Nov 1, 2022
Speaking at the Asma Jahangir Conference 2022, senior parliamentarians called on apex court judges to respect the written word of the Constitution and to not overwrite or rewrite it on the pretext of interpretation or otherwise.
In a resolution adopted in the session on ‘Separation of Powers: The Executive, the Parliament, the Judiciary, the speakers stated that parliamentarians must recognise their independent legislative responsibilities and duty to hold the government responsible, and should not be content with being participants in a mere debating club.
The session was moderated by Salahuddin Ahmed, a former president of the Sindh High Court Bar Association.
Shahid Khaqan Abbasi, former prime minister of Pakistan delivered the keynote address in the session. Other distinguished speakers included Senator Syed Ali Zafar, former law minister and leader of Pakistan Tehreek-e-Insaaf, Dr Nafisa Shah, member of the National Assembly from Pakistan Peoples Party, and Senator Raza Rabbani, former chairman of the Senate.
The house also held that elected civilian governments are the only legitimate representatives of the people and must not surrender their duty and power to frame policy and take administrative decisions to any unelected body or institution.
Senator Ali Zafar, former law minister, said that unfortunately, Pakistan’s concept of separation of powers is confused.
“The writers of the 1973 Consitution who were impressed by US concept of separation of powers, gave more powers of judicial review to courts,” he said.
The Supreme Court was given the additional powers of Article 184 (3) under which they could take suo motu action, he added. “The apex court was also given advisory jurisdiction in case of differences or disputes between provinces and federation.” Foremost, the Supreme Court has the power of interpreting the laws and the Consitution, Senator Ali Zafar said.
“Loss of reputation in the public eye has led to institutions encroaching upon the powers of other institutions,” he pointed out.
However, he emphasised that the power of interpretation has to be used positively and it cannot be used to encroach upon the field of the legislature.
Nafisa Shah, MNA, spoke about the three phases of Pakistan’s history. The first phase concluded with the tragic bifurcation of the country while the second phase comprised frequent abrogations of the 1973 Constitution, a period of political confrontation and military rules.
“Pakistan has been in the third phase of hybrid democracy since 2008,” she said. The period has led to the rule of judicial suo motu that followed appropriation of the powers of the executive, she added. Shah said the last government had impinged the powers of the legislature by issuing ordinances. She called on politicians to hold a dialogue and come together in the interest of civilian supremacy.

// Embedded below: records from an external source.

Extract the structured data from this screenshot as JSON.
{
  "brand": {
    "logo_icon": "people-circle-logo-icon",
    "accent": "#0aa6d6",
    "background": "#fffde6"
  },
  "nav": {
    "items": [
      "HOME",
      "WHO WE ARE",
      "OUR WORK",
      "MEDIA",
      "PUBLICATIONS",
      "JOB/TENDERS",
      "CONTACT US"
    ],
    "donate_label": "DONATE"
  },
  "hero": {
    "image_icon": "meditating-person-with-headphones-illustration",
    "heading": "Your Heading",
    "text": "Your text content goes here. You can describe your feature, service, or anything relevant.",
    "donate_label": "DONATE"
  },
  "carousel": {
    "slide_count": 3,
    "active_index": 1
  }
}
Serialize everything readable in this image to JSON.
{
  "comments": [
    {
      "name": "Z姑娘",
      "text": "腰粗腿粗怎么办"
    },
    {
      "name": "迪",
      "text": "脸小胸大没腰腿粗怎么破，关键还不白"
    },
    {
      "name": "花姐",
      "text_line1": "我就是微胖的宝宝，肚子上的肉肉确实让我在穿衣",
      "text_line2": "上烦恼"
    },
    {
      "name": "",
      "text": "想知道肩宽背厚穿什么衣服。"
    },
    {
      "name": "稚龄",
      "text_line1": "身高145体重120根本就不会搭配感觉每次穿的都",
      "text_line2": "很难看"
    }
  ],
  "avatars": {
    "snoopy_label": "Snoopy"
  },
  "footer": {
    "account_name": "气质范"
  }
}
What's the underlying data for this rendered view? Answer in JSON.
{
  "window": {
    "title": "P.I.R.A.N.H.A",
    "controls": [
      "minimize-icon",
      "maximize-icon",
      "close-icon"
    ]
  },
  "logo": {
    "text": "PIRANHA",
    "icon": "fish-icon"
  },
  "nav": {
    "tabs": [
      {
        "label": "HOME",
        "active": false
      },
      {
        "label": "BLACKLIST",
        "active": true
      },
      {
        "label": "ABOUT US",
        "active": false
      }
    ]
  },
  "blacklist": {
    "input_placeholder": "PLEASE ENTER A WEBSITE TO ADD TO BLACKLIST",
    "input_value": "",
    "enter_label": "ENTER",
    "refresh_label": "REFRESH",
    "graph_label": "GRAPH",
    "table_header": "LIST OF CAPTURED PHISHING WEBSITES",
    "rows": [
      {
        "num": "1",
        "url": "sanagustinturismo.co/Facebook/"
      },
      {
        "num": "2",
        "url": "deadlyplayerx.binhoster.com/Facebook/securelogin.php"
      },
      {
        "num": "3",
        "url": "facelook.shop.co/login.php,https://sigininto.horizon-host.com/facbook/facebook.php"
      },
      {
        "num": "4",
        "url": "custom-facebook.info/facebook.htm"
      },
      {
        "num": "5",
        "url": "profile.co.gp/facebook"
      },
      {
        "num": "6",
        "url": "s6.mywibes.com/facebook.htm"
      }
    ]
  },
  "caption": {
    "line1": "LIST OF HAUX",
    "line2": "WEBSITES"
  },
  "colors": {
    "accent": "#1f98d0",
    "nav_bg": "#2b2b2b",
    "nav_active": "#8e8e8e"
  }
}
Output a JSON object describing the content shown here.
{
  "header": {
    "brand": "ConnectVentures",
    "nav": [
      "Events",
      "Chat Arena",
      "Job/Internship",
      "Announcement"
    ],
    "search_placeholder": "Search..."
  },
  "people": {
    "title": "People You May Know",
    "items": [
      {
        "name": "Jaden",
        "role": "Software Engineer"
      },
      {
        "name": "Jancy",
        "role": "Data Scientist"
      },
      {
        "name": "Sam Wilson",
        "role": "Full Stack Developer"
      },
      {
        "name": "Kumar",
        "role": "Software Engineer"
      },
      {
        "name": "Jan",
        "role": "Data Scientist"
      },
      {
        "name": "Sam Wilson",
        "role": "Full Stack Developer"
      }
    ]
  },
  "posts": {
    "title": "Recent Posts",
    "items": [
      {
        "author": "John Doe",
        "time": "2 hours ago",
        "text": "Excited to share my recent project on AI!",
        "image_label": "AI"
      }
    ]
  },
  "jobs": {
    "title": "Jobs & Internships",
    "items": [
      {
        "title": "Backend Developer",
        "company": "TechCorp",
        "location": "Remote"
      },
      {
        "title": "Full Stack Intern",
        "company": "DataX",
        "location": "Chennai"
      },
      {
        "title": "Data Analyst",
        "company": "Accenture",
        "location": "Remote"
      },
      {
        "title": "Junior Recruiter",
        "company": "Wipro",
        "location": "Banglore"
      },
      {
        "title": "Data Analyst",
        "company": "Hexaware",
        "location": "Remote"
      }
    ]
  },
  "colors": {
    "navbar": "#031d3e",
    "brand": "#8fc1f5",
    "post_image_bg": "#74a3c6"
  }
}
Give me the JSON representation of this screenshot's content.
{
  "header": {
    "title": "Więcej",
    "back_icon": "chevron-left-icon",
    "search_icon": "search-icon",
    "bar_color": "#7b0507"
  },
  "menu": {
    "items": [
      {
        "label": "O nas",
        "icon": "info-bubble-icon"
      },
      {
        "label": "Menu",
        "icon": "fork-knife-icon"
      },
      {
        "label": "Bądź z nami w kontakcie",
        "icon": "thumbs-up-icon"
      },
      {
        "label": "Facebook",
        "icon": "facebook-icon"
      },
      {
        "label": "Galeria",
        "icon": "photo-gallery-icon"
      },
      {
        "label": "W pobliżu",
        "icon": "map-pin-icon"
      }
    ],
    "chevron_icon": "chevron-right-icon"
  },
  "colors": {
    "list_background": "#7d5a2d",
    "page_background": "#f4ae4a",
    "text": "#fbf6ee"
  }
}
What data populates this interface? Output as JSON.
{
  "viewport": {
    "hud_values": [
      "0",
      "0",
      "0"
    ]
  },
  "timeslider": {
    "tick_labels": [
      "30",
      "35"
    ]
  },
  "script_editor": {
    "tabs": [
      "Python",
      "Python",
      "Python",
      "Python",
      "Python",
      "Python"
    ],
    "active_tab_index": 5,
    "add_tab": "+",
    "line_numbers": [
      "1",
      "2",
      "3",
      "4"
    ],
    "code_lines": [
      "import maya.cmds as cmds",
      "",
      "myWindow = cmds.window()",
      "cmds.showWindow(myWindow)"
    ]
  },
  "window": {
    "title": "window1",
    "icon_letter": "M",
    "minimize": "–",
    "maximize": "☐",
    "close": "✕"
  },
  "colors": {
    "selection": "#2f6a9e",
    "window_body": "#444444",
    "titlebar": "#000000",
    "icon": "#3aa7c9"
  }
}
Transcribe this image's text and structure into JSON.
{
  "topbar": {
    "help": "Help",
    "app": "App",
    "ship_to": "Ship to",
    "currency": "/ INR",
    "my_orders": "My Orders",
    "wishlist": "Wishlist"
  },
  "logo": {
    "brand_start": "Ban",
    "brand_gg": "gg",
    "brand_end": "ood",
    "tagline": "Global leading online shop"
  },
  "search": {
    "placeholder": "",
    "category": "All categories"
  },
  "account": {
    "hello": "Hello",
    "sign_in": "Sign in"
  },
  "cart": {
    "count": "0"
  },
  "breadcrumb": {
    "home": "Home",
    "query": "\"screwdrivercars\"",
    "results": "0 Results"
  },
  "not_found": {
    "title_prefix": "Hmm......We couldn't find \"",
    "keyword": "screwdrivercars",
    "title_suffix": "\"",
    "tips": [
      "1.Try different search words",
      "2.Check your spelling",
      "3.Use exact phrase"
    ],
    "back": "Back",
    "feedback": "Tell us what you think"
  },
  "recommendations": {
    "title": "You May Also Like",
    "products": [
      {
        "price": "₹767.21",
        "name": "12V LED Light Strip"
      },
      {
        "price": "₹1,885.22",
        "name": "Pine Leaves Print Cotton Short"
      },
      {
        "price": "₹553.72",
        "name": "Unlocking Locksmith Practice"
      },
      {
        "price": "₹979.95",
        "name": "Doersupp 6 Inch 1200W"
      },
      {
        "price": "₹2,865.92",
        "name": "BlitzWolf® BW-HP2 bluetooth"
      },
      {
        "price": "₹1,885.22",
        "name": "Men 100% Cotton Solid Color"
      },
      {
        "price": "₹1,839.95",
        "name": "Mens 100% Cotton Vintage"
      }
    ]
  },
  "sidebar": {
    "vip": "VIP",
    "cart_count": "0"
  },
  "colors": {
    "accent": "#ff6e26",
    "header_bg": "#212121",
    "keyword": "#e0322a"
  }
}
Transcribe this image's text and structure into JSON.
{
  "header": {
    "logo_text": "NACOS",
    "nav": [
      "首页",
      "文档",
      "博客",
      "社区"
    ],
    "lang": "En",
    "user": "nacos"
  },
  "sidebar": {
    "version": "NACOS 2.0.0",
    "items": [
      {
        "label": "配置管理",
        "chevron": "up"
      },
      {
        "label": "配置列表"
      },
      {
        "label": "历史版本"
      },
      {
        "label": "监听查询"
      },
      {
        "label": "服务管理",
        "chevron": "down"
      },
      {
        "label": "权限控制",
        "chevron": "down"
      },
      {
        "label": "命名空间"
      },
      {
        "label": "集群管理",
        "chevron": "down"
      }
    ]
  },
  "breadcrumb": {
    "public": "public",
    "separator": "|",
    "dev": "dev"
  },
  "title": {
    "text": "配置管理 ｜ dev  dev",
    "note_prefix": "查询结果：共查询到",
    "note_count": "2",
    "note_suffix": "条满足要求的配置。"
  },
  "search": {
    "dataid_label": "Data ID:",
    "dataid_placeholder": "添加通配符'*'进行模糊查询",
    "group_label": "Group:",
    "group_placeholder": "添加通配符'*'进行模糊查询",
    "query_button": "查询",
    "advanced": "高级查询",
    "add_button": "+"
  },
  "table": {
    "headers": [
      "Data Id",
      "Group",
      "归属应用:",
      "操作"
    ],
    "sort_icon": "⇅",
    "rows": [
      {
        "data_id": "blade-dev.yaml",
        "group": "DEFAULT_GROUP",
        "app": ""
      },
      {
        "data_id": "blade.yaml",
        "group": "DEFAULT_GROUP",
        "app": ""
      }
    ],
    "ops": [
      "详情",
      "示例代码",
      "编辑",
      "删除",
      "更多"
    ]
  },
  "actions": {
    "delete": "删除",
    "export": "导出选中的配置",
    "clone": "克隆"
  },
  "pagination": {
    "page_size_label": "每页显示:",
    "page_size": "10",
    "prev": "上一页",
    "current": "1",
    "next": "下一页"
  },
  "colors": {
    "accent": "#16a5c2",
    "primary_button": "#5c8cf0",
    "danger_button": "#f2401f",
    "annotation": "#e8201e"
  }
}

Senator Raza Rabbani said since its creation Pakistan became a garrison and security state. The establishment has played around with eight different types of government in its history, he said.
“Now, we have a controlled democracy,” Rabbani said.
He said it is a shame that people were still discussing the moorings of the State despite the passage of 75 years. “The civil and military bureaucracy has had a monopoly over power in the country,” he said.
Pakistan was currently witnessing a transition from monopoly to the dominance of the civil and military bureaucracy, Rabbani said.
The senior parliamentarian called on a dialogue between the institutions- the executive, judiciary, and legislature over the separation of powers.
Former prime minister Shahid Khaqan Abbasi said the discussion on the separation of powers in Pakistan remains an academic exercise because real power rested elsewhere.
“The Constitution defines areas of power but there is a vast grey area, leading to an inherent conflict,” he said.
Abbasi concluded that the judiciary had to look into the issue of judicial appointments lingering for over 20 years.